Media support on Android 3.0 is extensive yet limited. It's extensive because the OS supports a wide variety of media formats. For audio, you can expect to play AAC, AMR, MP3, and XMF files. For video, the OS supports MPEG-4 and the H.263 and H.264 formats.
However, Android has a long way to go in terms of a media ecosystem. Apple has a complete lock on audio and video content, having secured licensing arrangements with just about every media company on the planet (and a few on Mars).
Meanwhile, Google seems to be sitting this one out. It has made some attempts at providing content. For example, you can use the Amazon MP3 app to purchase music, and the prices are reasonable.
Motorola claims there is a Blockbuster app in the works for the Xoom so it will be possible, at some point in the future, to rent a movie or TV show. However, there is not one standard way to rent or purchase music and movies, and that is one area where Samsung has a decided edge with the Media Hub app. The app is not perfect – the interface is not that exciting and some popular shows and movies are not available, but it is a good first attempt.
There are very few tablet apps available for media overall on Android 3.0. That will change soon hopefully – there isn't even a Pandora client for Android 3.0 yet. Of course, you can use the smartphone version of Android apps running in a small window.
Fortunately, Android 3.0 has one advantage over the iPad 2 and Samsung Galaxy Tabs: you can view Adobe Flash content in the browser (the Flash support just became available late last week). To get Flash to work, you need the latest Android update and a Flash client that is free to download.

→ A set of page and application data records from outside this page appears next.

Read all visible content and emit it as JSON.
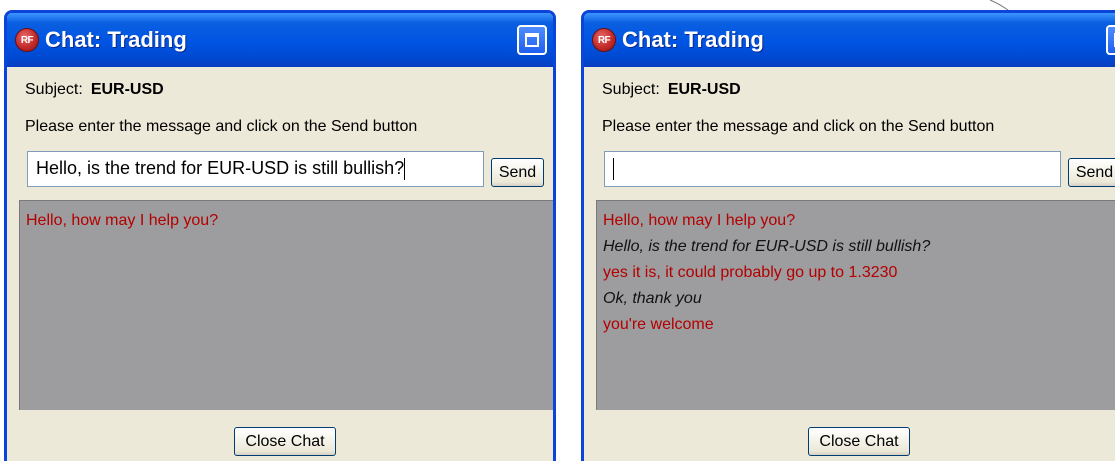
{
  "windows": [
    {
      "title": "Chat: Trading",
      "logo_text": "RF",
      "subject_label": "Subject:",
      "subject_value": "EUR-USD",
      "instruction": "Please enter the message and click on the Send button",
      "input_value": "Hello, is the trend for  EUR-USD is still bullish?",
      "send_label": "Send",
      "messages": [
        {
          "sender": "agent",
          "text": "Hello, how may I help you?"
        }
      ],
      "close_label": "Close Chat"
    },
    {
      "title": "Chat: Trading",
      "logo_text": "RF",
      "subject_label": "Subject:",
      "subject_value": "EUR-USD",
      "instruction": "Please enter the message and click on the Send button",
      "input_value": "",
      "send_label": "Send",
      "messages": [
        {
          "sender": "agent",
          "text": "Hello, how may I help you?"
        },
        {
          "sender": "user",
          "text": "Hello, is the trend for  EUR-USD is still bullish?"
        },
        {
          "sender": "agent",
          "text": "yes it is, it could probably go up to 1.3230"
        },
        {
          "sender": "user",
          "text": "Ok, thank you"
        },
        {
          "sender": "agent",
          "text": "you're welcome"
        }
      ],
      "close_label": "Close Chat"
    }
  ],
  "colors": {
    "titlebar": "#0054e3",
    "window_bg": "#ece9d8",
    "chat_bg": "#9d9c9e",
    "agent_text": "#b40000",
    "user_text": "#111111"
  },
  "icons": {
    "maximize": "maximize-icon",
    "logo": "app-logo-icon"
  }
}
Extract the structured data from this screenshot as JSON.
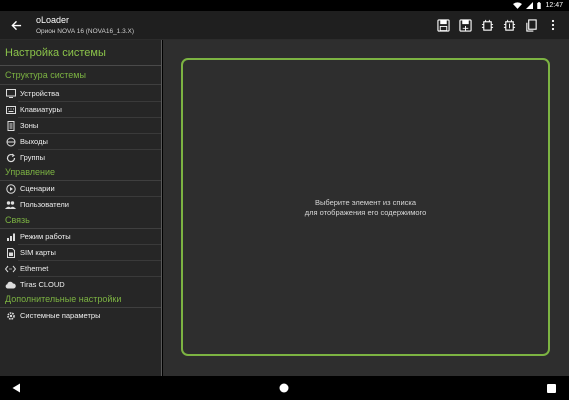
{
  "status_bar": {
    "time": "12:47"
  },
  "app_bar": {
    "title": "oLoader",
    "subtitle": "Орион NOVA 16 (NOVA16_1.3.X)"
  },
  "sidebar": {
    "title": "Настройка системы",
    "sections": [
      {
        "header": "Структура системы",
        "items": [
          {
            "label": "Устройства",
            "icon": "devices-icon"
          },
          {
            "label": "Клавиатуры",
            "icon": "keyboard-icon"
          },
          {
            "label": "Зоны",
            "icon": "zones-icon"
          },
          {
            "label": "Выходы",
            "icon": "outputs-icon"
          },
          {
            "label": "Группы",
            "icon": "groups-icon"
          }
        ]
      },
      {
        "header": "Управление",
        "items": [
          {
            "label": "Сценарии",
            "icon": "play-circle-icon"
          },
          {
            "label": "Пользователи",
            "icon": "users-icon"
          }
        ]
      },
      {
        "header": "Связь",
        "items": [
          {
            "label": "Режим работы",
            "icon": "signal-icon"
          },
          {
            "label": "SIM карты",
            "icon": "sim-card-icon"
          },
          {
            "label": "Ethernet",
            "icon": "ethernet-icon"
          },
          {
            "label": "Tiras CLOUD",
            "icon": "cloud-icon"
          }
        ]
      },
      {
        "header": "Дополнительные настройки",
        "items": [
          {
            "label": "Системные параметры",
            "icon": "gear-icon"
          }
        ]
      }
    ]
  },
  "content": {
    "placeholder_line1": "Выберите элемент из списка",
    "placeholder_line2": "для отображения его содержимого"
  },
  "colors": {
    "accent": "#7cb342",
    "sidebar_bg": "#262626",
    "content_bg": "#2e2e2e",
    "app_bar_bg": "#1f1f1f"
  }
}
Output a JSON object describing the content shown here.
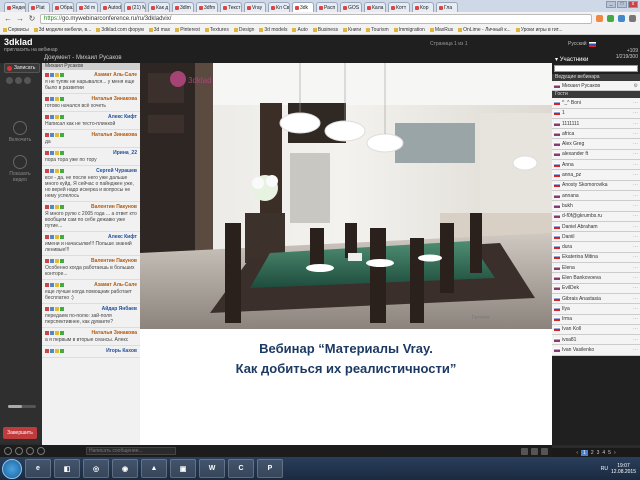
{
  "browser": {
    "tabs": [
      {
        "label": "Яндек",
        "active": false
      },
      {
        "label": "Plat",
        "active": false
      },
      {
        "label": "Образ",
        "active": false
      },
      {
        "label": "3d m",
        "active": false
      },
      {
        "label": "Autod",
        "active": false
      },
      {
        "label": "(21) M",
        "active": false
      },
      {
        "label": "Как д",
        "active": false
      },
      {
        "label": "3dlm",
        "active": false
      },
      {
        "label": "3dfm",
        "active": false
      },
      {
        "label": "Текст",
        "active": false
      },
      {
        "label": "Vray",
        "active": false
      },
      {
        "label": "Кл Свет",
        "active": false
      },
      {
        "label": "3dk",
        "active": true
      },
      {
        "label": "Расп",
        "active": false
      },
      {
        "label": "GOS",
        "active": false
      },
      {
        "label": "Кала",
        "active": false
      },
      {
        "label": "Котт",
        "active": false
      },
      {
        "label": "Кор",
        "active": false
      },
      {
        "label": "Гла",
        "active": false
      }
    ],
    "window_buttons": [
      "_",
      "□",
      "x"
    ],
    "nav": {
      "back": "←",
      "forward": "→",
      "reload": "↻"
    },
    "url_https": "https://",
    "url_rest": "go.mywebinarconference.ru/ru/3dkladvix/",
    "bookmarks": [
      "Сервисы",
      "3d модели мебели, в...",
      "3dklad.com форум",
      "3d max",
      "Pinterest",
      "Textures",
      "Design",
      "3d models",
      "Auto",
      "Business",
      "Книги",
      "Tourism",
      "Immigration",
      "MaxRus",
      "OnLime - Личный к...",
      "Уроки игры в гит..."
    ]
  },
  "app": {
    "logo": "3dklad",
    "logo_sub": "пригласить на вебинар",
    "doc_title": "Документ - Михаил Русаков",
    "page_indicator": "Страница 1 из 1",
    "language": "Русский",
    "stats": [
      "+109",
      "1/219/300"
    ]
  },
  "left": {
    "record_label": "Записать",
    "cam1": "Включить",
    "cam2": "Показать видео",
    "volume": 0.5,
    "end_label": "Завершить"
  },
  "chat": {
    "header": "Михаил Русаков",
    "messages": [
      {
        "author": "Азамат Аль-Сале",
        "color": "orange",
        "text": "я не тупяк не нарывался... у меня еще было в развитии"
      },
      {
        "author": "Наталья Зинакова",
        "color": "orange",
        "text": "готово начался всё хочеть"
      },
      {
        "author": "Алекс Кифт",
        "color": "blue",
        "text": "Написал как не тесто-плинкой"
      },
      {
        "author": "Наталья Зинакова",
        "color": "orange",
        "text": "да"
      },
      {
        "author": "Ирина_22",
        "color": "blue",
        "text": "пора тора уже по тору"
      },
      {
        "author": "Сергей Чурашев",
        "color": "blue",
        "text": "все - да, не после него уже дальше много куйд. Я сейчас о пайнджен уже, но верей надо искерка и вопросы не нему успелось"
      },
      {
        "author": "Валентин Пакунов",
        "color": "orange",
        "text": "Я много рулю с 2005 года ... а ответ кто вообщем сам по себе дежавю уже путие..."
      },
      {
        "author": "Алекс Кифт",
        "color": "blue",
        "text": "имени и начасылки!!! Польше знаний ленивые!!!"
      },
      {
        "author": "Валентин Пакунов",
        "color": "orange",
        "text": "Особенно когда работаешь в больших конторе..."
      },
      {
        "author": "Азамат Аль-Сале",
        "color": "orange",
        "text": "еще лучше когда помощник работает бесплатно :)"
      },
      {
        "author": "Айдар Янбаев",
        "color": "blue",
        "text": "передаем по-полю: зай-поля перспективнее, как думаете?"
      },
      {
        "author": "Наталья Зинакова",
        "color": "orange",
        "text": "а я первым в вторые сеансы. Алекс"
      },
      {
        "author": "Игорь Кахов",
        "color": "blue",
        "text": ""
      }
    ]
  },
  "slide": {
    "watermark": "Гитчего",
    "line1": "Вебинар “Материалы Vray.",
    "line2": "Как добиться их реалистичности”"
  },
  "participants": {
    "header": "Участники",
    "section_host": "Ведущие вебинара",
    "host": "Михаил Русаков",
    "section_guests": "Гости",
    "guests": [
      "^_^ Boni",
      "1",
      "1111111",
      "africa",
      "Alex Greg",
      "alexander ft",
      "Anna",
      "anna_pz",
      "Anosty Skomorovika",
      "annana",
      "bukh",
      "d-f0f@gkrumbs.ru",
      "Daniel Abraham",
      "Daniil",
      "dura",
      "Ekaterina Mitina",
      "Elena",
      "Elen Bankovoeva",
      "EvilDek",
      "Gibrais Anastasia",
      "Ilya",
      "Irma",
      "Ivan Koll",
      "ivsa81",
      "Ivan Vasilenko"
    ],
    "pages": [
      "‹",
      "1",
      "2",
      "3",
      "4",
      "5",
      "›"
    ],
    "current_page": "1"
  },
  "bottom": {
    "input_placeholder": "Написать сообщение..."
  },
  "taskbar": {
    "items": [
      "e",
      "◧",
      "◎",
      "◉",
      "▲",
      "▣",
      "W",
      "C",
      "P"
    ],
    "time": "19:07",
    "date": "12.08.2015",
    "lang": "RU"
  }
}
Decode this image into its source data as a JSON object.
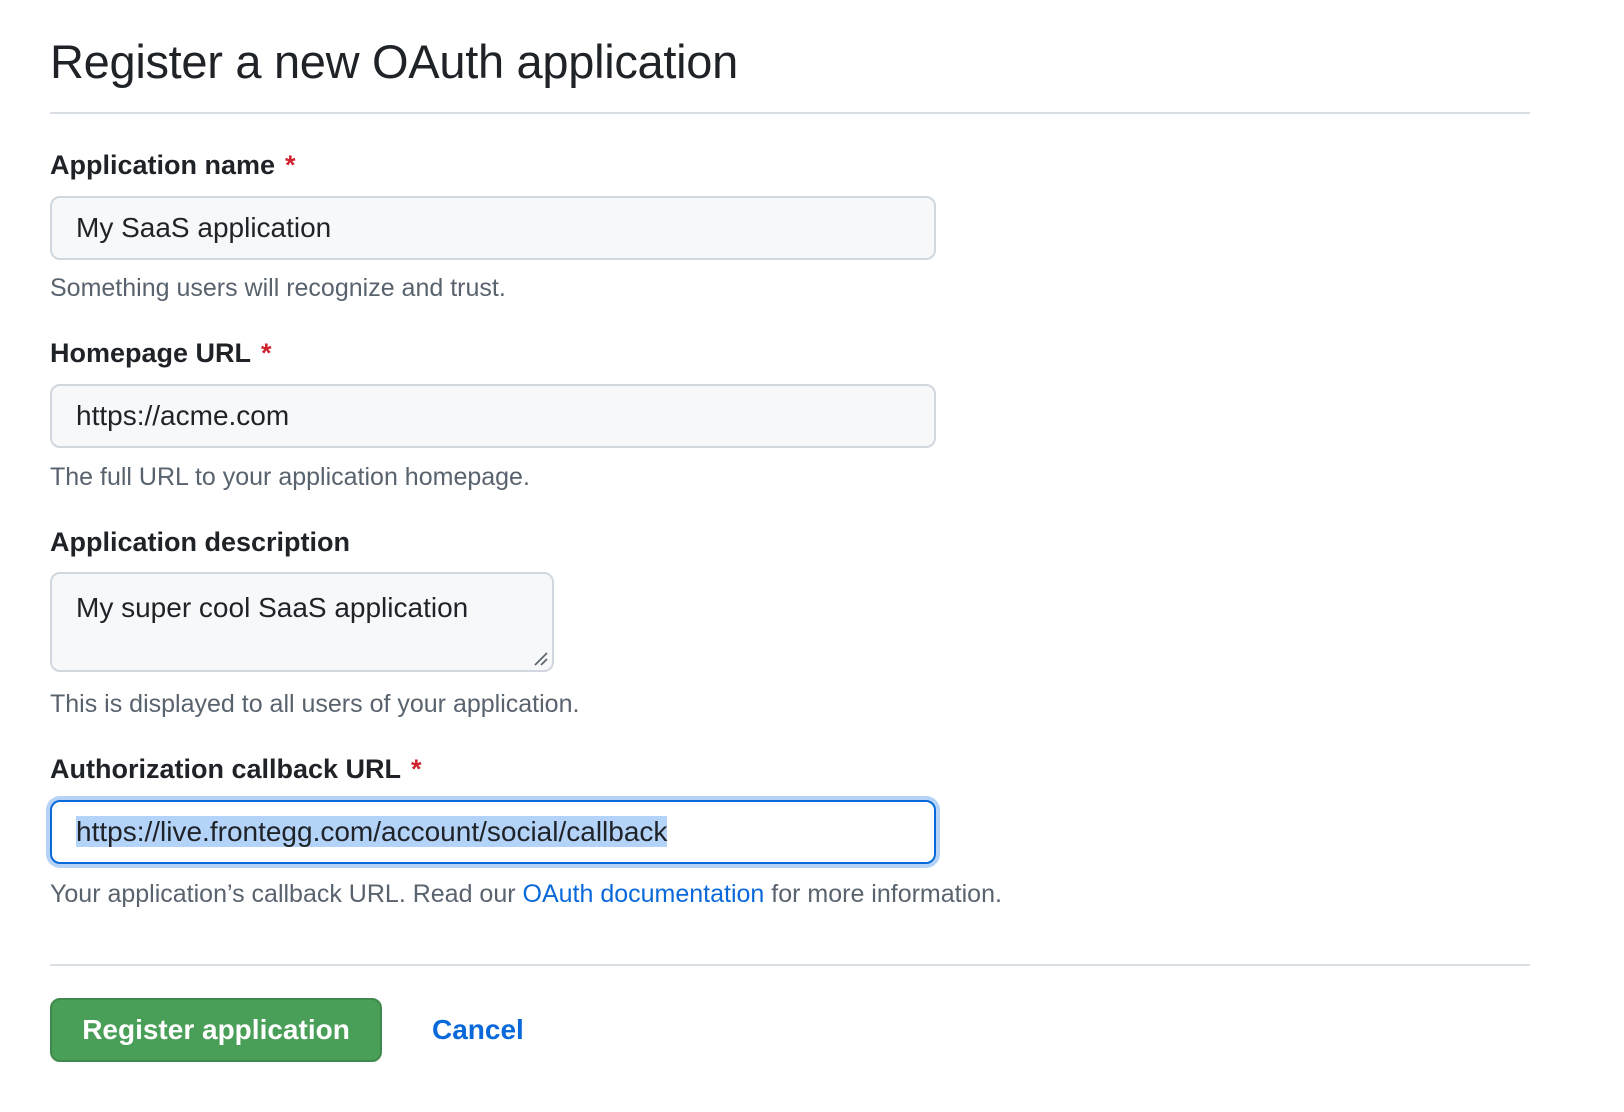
{
  "page": {
    "title": "Register a new OAuth application"
  },
  "fields": {
    "app_name": {
      "label": "Application name",
      "required_mark": "*",
      "value": "My SaaS application",
      "note": "Something users will recognize and trust."
    },
    "homepage_url": {
      "label": "Homepage URL",
      "required_mark": "*",
      "value": "https://acme.com",
      "note": "The full URL to your application homepage."
    },
    "description": {
      "label": "Application description",
      "value": "My super cool SaaS application",
      "note": "This is displayed to all users of your application."
    },
    "callback_url": {
      "label": "Authorization callback URL",
      "required_mark": "*",
      "value": "https://live.frontegg.com/account/social/callback",
      "note_before": "Your application’s callback URL. Read our ",
      "note_link": "OAuth documentation",
      "note_after": " for more information."
    }
  },
  "actions": {
    "register_label": "Register application",
    "cancel_label": "Cancel"
  },
  "colors": {
    "primary_button": "#4a9f58",
    "link": "#0969da",
    "required": "#cf222e",
    "focus_ring": "#b6d3f5"
  }
}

Once installed, you can access sites like Last.fm to play music, visit rich-content sites like YouTube to play videos and even play Flash games through the browser. Hulu.com doesn't work for US users, and blocks access to content, even though the Flash files do work.